Manage the Numbers

Question: I own a service business on the Cape. I am good at what I do but have a tough time when it comes to managing the numbers. Any suggestions?

Answer: Remember, you cannot be good at everything in running your business. You don’t have the time to do all either. So, first remember there are two functions of business owners that he or she cannot delegate: (1) managing the cash to assure you have enough all the time to cover your expenses (including taxes), pay your employees and pay yourself, and (2) customer relations/selling. All other functions like accounting, marketing, PR can be outsourced. The second task is to conduct an inventory of what you like to do, what you are good at and what you would like to outsource. If your financial resources allow it, then outsource what needs to be done that you either don’t have the aptitude for, don’t have the time to do or just don’t want to undertake it

You need to have a clear picture of how your business is doing. You might be busy 24/7 or close to it, but not making any money. You might be working as many hours as humanly possible and not having enough cash at the end of the week to pay your employees and yourself. So you need to manage the numbers. If accounting is not one of those tasks that you like to, and/or don’t have the aptitude, then hire a bookkeeper who can come in once a month to review your entries. The bookkeeper can cleanup the issues and make sure you have a good picture of where the business is at any one time, plus get your books ready for your accountant at tax time. Whether you do the books yourself, get a bookkeeper full or part time, get a quality software package that both you and the bookkeeper feel comfortable using.

What are the key financial statements you need to know about to manage your business?

Balance Sheet – a summary of your business assets, liabilities at a specific time. It is also known as the statement of financial condition.

Income Statement – a report to summarize your revenue minus cost of goods sold to determine your gross profit. It is also known as P&L.

Cash flow statements – sources of revenue coming into the business (where is the revenue coming from?) and where is it going to?

Terms you need to know:

Equity – what your business owns.

Debt – what your business owes and must be repaid.

Accounts receivables – money owed to you as a result of a sale from clients/customers. Accounts payables – money owed by you to your suppliers.

You also need to manage by metrics. What are the key performance indicators (KPIs) that allow you to know how healthy your business is at any one QA time? By having someone working with you to oversee the input of financial data you will find you can manage by metrics rather than by gut feel or by the seat of your pants. Some of the more common KPIs are Sales, cash flow forecasts, debts outstanding (days it takes clients to pay you), inventory days (days inventory remains in-house before being sold), Gross profit margin on sales, Profit before income tax as a percentage of sales.

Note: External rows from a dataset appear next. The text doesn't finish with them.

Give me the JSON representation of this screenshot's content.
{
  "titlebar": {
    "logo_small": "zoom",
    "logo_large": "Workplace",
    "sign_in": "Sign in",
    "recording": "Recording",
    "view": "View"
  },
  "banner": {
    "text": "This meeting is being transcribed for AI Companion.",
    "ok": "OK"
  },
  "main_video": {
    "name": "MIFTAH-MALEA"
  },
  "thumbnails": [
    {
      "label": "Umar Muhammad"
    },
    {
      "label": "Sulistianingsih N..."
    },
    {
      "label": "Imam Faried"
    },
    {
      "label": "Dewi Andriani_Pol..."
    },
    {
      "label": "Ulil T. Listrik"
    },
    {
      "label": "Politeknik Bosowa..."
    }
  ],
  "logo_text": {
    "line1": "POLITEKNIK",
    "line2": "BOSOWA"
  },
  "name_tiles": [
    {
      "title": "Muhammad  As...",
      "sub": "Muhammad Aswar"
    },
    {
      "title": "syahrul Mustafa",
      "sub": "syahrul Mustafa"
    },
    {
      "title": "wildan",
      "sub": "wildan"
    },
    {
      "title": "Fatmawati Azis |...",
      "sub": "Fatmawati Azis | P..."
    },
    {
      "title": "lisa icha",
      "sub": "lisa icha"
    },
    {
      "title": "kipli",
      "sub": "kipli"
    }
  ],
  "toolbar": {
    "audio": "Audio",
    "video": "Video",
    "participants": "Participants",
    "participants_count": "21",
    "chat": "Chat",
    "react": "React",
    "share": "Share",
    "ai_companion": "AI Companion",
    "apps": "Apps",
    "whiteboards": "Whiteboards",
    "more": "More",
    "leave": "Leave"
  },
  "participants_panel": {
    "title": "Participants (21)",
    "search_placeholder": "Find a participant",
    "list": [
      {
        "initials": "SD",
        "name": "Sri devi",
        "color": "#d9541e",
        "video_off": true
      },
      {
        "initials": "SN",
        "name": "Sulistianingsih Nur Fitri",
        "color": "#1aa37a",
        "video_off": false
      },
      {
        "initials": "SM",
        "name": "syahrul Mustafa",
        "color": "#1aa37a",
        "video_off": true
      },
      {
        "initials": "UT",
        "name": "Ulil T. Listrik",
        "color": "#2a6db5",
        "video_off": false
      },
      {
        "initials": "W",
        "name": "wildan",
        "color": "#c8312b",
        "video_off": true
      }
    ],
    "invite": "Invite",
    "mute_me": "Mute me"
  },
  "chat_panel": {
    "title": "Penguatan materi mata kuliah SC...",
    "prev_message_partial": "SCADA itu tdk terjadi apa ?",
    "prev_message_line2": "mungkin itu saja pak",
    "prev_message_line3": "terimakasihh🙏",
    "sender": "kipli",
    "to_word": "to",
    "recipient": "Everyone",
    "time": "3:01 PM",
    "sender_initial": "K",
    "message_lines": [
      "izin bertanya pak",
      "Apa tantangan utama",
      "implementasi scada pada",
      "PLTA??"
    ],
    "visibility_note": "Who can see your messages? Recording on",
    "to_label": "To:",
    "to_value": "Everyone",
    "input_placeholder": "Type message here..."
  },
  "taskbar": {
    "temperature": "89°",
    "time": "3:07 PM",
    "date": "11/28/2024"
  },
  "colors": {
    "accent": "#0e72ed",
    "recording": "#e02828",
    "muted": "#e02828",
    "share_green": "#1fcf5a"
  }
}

What are the KPI’s you might consider?

Cash flow: where is the revenue coming from and where is it going? When is it coming in and when is it required to be paid? Having a good cash flow analysis allows you to know when to say no to something that looks too good. The local business press offered you’re a super deal to advertise with them. If the payments are due monthly will you have the cash on hand to pay each invoice? If they are due quarterly will that work better? Do you need to negotiate payment of the year’s investment during the months of March – November?

Part of cash flow management is to assure you have enough money each month to pay the state and federal taxes owed. You don’t want to wait until the end of the quarter to assess if you have enough free cash to pay your taxes. The best policy is “pay as you go.” There is always something that needs cash. You don’t want to be the small business that is closed due to failure to pay taxes whether they are state or federal

Marketing expenditures as a percent of sales. Most small businesses invest between 2-3% of sales on marketing initiatives. Some are traditional like direct mail, space advertising, radio advertising, or even billboards. Some are digital marketing, like email, social media such as Facebook, Pinterest or LinkedIn. Whatever the mix the business owner needs to have a marketing campaign plan so he/she can estimate the financial requirements per month and throughout the year. Why? To plan on the availability of the funds and to have a metrics plan in place to determine if this was a worthwhile expenditure of funds.

Profits. Even though cash flow is critical, your small business needs to make a profit to sustain itself through the long winter months where there is limited to no revenue coming into the business. Does your model allow you to make a sustainable profit?

When you think about managing by the numbers, it is a discipline that you establish and dedicate yourself to monitor. Look at your cash every morning or at least every week. What came in?

What didn’t that should have? What corrective action do you need to take? Knowing how much you have in the bank, what is owed to you when and what is due to be paid, allows you to make more informed financial decisions

Back to list of topics